-- SUPPLIED MATERIAL follows --
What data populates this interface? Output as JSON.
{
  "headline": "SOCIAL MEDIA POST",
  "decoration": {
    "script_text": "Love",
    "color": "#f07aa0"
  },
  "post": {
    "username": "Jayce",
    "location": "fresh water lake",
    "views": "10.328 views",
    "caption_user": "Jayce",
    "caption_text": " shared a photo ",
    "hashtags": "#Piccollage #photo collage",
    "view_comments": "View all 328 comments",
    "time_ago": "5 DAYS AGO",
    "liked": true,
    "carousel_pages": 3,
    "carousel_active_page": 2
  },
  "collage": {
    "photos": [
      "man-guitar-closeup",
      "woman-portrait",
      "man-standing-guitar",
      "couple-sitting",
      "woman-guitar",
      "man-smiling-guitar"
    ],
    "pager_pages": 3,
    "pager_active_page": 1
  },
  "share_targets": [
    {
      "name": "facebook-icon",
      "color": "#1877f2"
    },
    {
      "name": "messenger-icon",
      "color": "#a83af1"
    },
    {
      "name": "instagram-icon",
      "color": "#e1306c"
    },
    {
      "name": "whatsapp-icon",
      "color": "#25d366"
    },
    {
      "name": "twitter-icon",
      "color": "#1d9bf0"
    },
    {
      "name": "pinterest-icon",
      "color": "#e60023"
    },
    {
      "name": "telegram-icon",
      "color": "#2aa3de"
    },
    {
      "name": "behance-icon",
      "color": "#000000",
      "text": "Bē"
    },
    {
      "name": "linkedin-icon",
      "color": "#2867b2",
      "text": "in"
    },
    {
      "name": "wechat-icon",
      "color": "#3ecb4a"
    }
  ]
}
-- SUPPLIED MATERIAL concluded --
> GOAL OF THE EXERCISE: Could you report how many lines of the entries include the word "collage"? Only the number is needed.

> OUTPUT BELOW: 2